These early jalapenos are indeed early, and will end up in a salsa soon!


 Yay, my first black zucchini!














Getting very stoked for these pimientos de padron.


















The catnip is going bonkers! It's also a known natural insect deterrent.













Not sure what's up with the main stem of my white pattypan squash, though...anyone know what this is?

The plant is otherwise producing lots of leaves and flowers, and starting a few fruits, although I found two babies had rotted and fallen off their stems. Hm.













On a cheerier note, these supersweet 100 cherry tomatoes are delicious!

















And my green shiso leaf (perilla) is taking off. Tastes bright, green, herbaceous, and I have no idea what to do with it besides put it in a spicy tuna roll.
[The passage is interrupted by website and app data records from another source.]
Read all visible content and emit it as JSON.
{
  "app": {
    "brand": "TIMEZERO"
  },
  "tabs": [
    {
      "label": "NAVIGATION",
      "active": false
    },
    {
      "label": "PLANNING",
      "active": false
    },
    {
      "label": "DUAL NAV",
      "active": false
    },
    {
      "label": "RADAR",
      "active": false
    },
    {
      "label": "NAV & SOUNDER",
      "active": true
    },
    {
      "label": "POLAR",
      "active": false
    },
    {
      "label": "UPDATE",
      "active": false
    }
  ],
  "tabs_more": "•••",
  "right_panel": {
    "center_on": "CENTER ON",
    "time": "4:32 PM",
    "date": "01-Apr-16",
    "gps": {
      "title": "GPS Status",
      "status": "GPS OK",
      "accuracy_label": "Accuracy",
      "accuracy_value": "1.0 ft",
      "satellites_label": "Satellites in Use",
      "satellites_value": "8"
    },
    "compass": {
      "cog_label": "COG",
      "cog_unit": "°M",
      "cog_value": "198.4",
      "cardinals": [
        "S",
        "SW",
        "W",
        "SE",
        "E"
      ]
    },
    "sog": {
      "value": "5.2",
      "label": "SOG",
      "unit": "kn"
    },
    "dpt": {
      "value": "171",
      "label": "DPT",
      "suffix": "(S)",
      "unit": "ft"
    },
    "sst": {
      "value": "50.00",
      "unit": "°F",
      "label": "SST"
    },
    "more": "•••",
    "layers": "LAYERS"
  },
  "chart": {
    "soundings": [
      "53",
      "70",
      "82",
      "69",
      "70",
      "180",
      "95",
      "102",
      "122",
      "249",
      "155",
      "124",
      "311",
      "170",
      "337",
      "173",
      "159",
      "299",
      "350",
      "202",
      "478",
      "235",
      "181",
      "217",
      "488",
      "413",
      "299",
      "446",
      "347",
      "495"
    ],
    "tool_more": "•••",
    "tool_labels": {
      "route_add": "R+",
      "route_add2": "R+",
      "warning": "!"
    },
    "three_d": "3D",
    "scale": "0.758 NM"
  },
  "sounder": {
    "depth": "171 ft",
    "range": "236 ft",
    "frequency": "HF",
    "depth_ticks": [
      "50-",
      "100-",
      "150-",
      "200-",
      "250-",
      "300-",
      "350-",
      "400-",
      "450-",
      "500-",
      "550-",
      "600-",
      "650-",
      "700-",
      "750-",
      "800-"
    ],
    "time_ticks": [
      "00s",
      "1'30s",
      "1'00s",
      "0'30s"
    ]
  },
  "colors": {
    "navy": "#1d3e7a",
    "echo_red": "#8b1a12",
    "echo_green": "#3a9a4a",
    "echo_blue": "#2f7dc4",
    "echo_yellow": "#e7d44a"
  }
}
Ideas?

I have extra plants that I grew from seed if anyone wants one -- let me know!









I also have some extra sweet Genovese basil plants as well as extra Brandywine tomato and supersweet 100 cherry tomato plants -- hit me up!












The lemongrass and citronella are doing magnificently.

At the beach last week, I chopped up a frond of lemongrass and added it to a saute/soup of ginger, garlic, local shrimp, coconut milk, lime juice, chilies, etc., which was pretty fab, I gotta say!








The epazote seeds I planted are *finally* coming up. Or at least I *think* they're epazote...













My first cleome (spider flower) blossom! Grown from seed! Woo-hoo!














And check out my hen and chicks! Hi guys. You're succulent. You're cute.

















The early summer garden is a total delight!

Can't wait to see what happens next.